▸ TO DO: Line by line, print the records exactly as they are, dropping the pictures.

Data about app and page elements
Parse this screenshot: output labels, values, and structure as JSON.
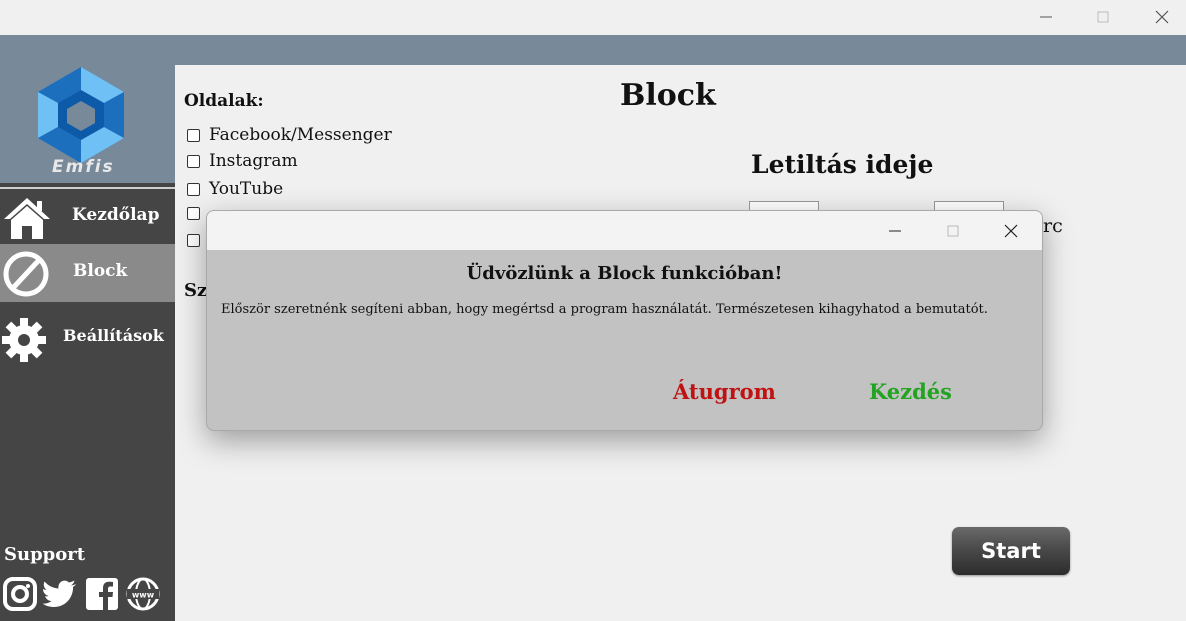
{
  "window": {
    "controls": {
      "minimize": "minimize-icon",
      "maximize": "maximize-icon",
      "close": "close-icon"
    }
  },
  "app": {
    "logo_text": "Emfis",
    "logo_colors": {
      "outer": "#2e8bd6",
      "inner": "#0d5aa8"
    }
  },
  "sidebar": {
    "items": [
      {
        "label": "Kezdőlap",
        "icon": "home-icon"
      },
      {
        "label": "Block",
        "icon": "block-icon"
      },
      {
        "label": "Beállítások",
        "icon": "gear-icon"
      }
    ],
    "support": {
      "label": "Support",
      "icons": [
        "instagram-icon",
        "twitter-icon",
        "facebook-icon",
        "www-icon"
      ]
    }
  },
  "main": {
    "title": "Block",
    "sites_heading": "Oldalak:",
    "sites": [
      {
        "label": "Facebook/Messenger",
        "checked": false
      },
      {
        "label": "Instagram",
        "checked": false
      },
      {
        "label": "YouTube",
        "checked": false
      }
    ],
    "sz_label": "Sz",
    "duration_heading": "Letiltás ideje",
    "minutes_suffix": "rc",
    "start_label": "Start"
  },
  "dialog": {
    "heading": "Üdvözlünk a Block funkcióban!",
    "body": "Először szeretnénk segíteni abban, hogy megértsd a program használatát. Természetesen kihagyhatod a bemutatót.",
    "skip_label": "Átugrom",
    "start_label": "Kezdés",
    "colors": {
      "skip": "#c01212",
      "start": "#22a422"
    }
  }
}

▸ ANSWER BOX:
Parse this screenshot: output labels, values, and structure as JSON.
{
  "window": {
    "controls": {
      "minimize": "minimize-icon",
      "maximize": "maximize-icon",
      "close": "close-icon"
    }
  },
  "app": {
    "logo_text": "Emfis",
    "logo_colors": {
      "outer": "#2e8bd6",
      "inner": "#0d5aa8"
    }
  },
  "sidebar": {
    "items": [
      {
        "label": "Kezdőlap",
        "icon": "home-icon"
      },
      {
        "label": "Block",
        "icon": "block-icon"
      },
      {
        "label": "Beállítások",
        "icon": "gear-icon"
      }
    ],
    "support": {
      "label": "Support",
      "icons": [
        "instagram-icon",
        "twitter-icon",
        "facebook-icon",
        "www-icon"
      ]
    }
  },
  "main": {
    "title": "Block",
    "sites_heading": "Oldalak:",
    "sites": [
      {
        "label": "Facebook/Messenger",
        "checked": false
      },
      {
        "label": "Instagram",
        "checked": false
      },
      {
        "label": "YouTube",
        "checked": false
      }
    ],
    "sz_label": "Sz",
    "duration_heading": "Letiltás ideje",
    "minutes_suffix": "rc",
    "start_label": "Start"
  },
  "dialog": {
    "heading": "Üdvözlünk a Block funkcióban!",
    "body": "Először szeretnénk segíteni abban, hogy megértsd a program használatát. Természetesen kihagyhatod a bemutatót.",
    "skip_label": "Átugrom",
    "start_label": "Kezdés",
    "colors": {
      "skip": "#c01212",
      "start": "#22a422"
    }
  }
}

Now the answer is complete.